[1] K. Han, S. Kim, J. Wirth, M. Teng, Y. Xuan, B. Niu and M. Qi, " Strip-Slot Direct Mode Converter," Optics Express, 24, 6532-6541 (2016).
[2] T. Min, S. Kim, K. Han, B. Niu, Y. Lee, and M. Qi, "Silicon Nitride Polarization Beam Splitter Based on MMI with Phase Delay Line," CLEO, San Jose, CA, May. 14-19, 2017.
[3] K. Han, M. Teng, B. Niu, Y. Lee, S. Kim, and M. Qi, "Double slot fiber-to-chip coupler using direct strip-slot mode coupling," OFC, Los Angeles, CA, USA, Mar. 19–23, 2017.
[4] S. Kim and M. Qi "Post-Fabrication Trimming on Silicon Nitride Photonic Bragg Grating Add-Drop Filter," FiO, Tucson, AZ, Oct. 19-23, 2014

Plasmonic Metal Nanostructures

Plasmonics has attracted substantial research interest with its ability to squeeze light down to the subwavelength scale and to enhance the field intensity for a strong light-matter interaction. Plasmonics also gives a non-trivial phase variation due to the complex dielectric constants (ε = ε' + iε”), and people have been utilizing such properties to design a metallic nanostructure for arbitrary phase control. However, a huge metallic loss and a lack in large-scale fabrication technique have prevented them from practical applications in optics.

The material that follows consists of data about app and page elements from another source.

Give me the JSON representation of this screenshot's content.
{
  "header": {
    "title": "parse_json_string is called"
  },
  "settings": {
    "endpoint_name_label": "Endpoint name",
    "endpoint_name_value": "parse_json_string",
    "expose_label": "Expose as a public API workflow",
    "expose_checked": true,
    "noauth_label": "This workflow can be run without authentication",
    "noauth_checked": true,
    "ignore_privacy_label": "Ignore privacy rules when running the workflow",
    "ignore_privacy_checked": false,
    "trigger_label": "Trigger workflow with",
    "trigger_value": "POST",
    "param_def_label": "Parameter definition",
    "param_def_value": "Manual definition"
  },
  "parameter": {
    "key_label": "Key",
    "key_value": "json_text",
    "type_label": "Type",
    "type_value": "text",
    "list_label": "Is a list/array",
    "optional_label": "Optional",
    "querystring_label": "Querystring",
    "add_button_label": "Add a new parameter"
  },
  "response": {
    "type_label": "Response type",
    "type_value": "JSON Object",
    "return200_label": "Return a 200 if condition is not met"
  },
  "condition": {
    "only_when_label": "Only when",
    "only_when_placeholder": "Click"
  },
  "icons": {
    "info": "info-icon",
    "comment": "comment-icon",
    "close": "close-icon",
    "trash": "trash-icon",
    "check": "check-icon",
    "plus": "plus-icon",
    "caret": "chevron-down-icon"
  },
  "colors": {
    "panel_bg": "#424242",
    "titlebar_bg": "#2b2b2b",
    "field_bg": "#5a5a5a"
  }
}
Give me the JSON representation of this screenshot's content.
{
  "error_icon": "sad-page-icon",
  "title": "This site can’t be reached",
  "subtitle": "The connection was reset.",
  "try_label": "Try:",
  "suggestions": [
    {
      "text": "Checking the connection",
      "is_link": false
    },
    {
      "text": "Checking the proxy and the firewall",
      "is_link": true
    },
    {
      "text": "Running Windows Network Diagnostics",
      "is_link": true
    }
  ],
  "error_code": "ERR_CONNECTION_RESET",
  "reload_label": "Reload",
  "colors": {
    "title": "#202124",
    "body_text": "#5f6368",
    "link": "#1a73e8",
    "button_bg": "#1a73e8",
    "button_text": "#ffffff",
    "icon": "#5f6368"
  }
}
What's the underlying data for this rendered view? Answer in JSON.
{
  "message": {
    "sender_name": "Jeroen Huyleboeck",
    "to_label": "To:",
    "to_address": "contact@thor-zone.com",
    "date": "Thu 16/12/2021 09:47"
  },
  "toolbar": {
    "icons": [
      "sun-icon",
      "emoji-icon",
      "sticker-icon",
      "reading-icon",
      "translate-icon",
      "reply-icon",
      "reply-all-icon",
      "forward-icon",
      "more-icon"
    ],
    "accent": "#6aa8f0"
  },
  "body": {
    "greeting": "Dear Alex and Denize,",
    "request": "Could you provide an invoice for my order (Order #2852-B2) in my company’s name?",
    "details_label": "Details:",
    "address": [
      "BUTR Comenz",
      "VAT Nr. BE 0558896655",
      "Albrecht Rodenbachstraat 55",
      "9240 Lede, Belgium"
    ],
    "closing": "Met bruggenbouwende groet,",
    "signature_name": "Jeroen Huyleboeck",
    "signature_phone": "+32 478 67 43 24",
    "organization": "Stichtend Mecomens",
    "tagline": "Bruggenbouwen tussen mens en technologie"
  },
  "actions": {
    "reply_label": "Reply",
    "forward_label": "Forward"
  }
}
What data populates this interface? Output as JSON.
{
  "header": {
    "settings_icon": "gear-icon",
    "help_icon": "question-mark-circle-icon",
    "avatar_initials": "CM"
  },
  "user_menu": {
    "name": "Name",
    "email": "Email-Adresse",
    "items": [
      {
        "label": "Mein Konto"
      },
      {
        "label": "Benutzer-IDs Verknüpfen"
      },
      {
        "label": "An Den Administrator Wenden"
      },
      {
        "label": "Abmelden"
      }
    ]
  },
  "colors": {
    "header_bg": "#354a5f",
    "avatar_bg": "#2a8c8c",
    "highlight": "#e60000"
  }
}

Nowadays, researchers have shifted their approaches to utilize optical losses, instead of opposing them, through other forms of energy (heat or frequency conversion).

Here, we are interested in exploring a non-trivial phase variation with different combinations of materials and their applications to the heat transfer and other thin film optical components.

[1] S. Kim, M. Man, M. Qi, and K. J. Webb, " Angle-Insensitive and Solar-Blind Ultraviolet Bandpass Filter," Optics Letters, 39, 5784-5787 (2014).
[2] S. Kim, Y. Xuan, V. P. Drachev, L. T. Varghese, L. Fan, M. Qi, and K. J. Webb, " Nanoimprinted Plasmonic Nanocavity Arrays," Optics Express, 21, 15081-15089 (2013).
[3] L. T. Varghese, L. Fan, Y. Xuan., C. Tansarawiput, S. Kim, and M. Qi, " Resistless Nanoimprinting in Metal for Plasmonic Nanostructures," Samll, 9, 3778-3783 (2013).